Nguyen's coping mechanism was food. She thought that she could become American by "eating what real people eat … hamburgers and casseroles and brownies. And I wanted to be a real person, or at least make others believe I was one."
This reminded me so much of our former Cambodian neighbor. I used to smell her delicious meals. Once I complimented her and she brought over plates for us the next day. A stirfry studded with tiny octopi, no bigger than the palm of my hand. All the legs and suckers. It was hard for me - the world's former pickiest child ever - to eat, I'll admit.
She later came to us after her husband left her for another woman, but not before turning off all services to the house, taking all their stuff, and saddling her with thousands of credit card debt she knew nothing about. He had another woman pose as her to sign divorce papers - so Sonika was already divorced, but didn't know it. He came back only long enough to threaten her. She was in a shelter for a while. I tried to talk to them when she called me and cried, saying there was nothing to eat. The shelter worker said in a sullen drawl, "We've got plenty of food. There's bread and canned peaches and…" reeling off of a list of things Sonika had never eaten.
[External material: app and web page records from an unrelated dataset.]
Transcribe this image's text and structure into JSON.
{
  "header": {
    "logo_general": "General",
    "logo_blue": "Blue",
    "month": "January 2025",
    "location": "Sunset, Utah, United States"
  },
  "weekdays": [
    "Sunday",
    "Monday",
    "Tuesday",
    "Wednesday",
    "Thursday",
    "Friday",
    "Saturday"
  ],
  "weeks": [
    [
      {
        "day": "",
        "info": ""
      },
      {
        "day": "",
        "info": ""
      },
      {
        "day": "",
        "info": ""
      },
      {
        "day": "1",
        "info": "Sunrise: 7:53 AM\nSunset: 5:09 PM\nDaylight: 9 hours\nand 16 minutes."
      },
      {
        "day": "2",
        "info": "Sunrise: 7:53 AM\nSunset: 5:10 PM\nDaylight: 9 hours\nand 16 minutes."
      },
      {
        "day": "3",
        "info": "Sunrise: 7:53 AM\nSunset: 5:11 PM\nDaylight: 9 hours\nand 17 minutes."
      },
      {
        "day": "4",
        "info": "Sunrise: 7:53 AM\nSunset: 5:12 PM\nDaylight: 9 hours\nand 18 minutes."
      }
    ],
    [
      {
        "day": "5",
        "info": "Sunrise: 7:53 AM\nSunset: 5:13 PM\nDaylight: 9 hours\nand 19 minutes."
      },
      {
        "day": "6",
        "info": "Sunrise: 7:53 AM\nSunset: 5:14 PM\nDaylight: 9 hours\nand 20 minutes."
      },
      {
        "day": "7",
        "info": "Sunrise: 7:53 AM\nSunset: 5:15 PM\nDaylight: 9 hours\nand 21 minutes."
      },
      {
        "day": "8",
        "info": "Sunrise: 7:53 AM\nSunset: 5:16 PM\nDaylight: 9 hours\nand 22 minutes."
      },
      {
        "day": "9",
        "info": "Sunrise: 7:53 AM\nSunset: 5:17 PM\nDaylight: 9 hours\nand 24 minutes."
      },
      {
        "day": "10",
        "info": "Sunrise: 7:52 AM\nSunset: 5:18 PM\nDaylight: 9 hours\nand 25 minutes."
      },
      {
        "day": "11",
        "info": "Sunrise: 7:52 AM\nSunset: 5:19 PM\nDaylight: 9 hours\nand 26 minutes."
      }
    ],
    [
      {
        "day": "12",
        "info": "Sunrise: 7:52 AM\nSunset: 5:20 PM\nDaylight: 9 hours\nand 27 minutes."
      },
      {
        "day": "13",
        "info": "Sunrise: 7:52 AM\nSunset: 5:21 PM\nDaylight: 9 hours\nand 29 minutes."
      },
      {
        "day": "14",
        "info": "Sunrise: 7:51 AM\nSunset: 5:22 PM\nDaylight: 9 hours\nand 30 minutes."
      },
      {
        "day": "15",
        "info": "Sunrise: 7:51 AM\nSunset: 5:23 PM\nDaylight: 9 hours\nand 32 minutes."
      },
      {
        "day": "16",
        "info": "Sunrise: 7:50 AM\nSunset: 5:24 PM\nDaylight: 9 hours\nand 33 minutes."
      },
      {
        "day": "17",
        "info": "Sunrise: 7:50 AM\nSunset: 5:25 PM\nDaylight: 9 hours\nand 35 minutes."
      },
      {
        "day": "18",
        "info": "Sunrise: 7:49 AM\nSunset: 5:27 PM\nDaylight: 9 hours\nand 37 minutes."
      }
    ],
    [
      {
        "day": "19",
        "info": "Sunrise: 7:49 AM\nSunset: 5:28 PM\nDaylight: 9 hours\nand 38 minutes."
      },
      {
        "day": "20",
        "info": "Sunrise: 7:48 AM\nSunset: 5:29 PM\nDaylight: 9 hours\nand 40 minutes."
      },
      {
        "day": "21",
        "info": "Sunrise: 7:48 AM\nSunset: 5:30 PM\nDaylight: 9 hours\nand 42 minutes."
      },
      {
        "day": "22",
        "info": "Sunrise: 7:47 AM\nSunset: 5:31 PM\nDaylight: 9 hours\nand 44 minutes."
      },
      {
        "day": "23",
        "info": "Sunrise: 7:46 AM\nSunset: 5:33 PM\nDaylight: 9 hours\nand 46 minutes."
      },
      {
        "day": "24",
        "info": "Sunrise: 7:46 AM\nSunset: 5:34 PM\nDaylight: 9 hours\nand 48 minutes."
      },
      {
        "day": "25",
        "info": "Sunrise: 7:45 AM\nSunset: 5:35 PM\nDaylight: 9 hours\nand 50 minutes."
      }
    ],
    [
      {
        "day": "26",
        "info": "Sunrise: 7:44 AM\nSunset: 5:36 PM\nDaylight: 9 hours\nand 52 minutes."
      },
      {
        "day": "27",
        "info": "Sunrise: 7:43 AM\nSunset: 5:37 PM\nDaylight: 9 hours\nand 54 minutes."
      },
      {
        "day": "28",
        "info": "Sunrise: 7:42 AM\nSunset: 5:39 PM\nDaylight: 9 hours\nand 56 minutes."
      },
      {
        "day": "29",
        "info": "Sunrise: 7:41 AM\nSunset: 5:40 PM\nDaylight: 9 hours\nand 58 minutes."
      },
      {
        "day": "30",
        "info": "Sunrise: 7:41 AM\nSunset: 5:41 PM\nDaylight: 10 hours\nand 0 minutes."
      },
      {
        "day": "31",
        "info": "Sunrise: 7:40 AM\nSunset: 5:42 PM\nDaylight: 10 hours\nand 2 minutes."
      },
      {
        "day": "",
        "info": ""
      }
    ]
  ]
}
Later Sonika told me in all seriousness, "I going to be strong. I eat American now. I eat McDonalds."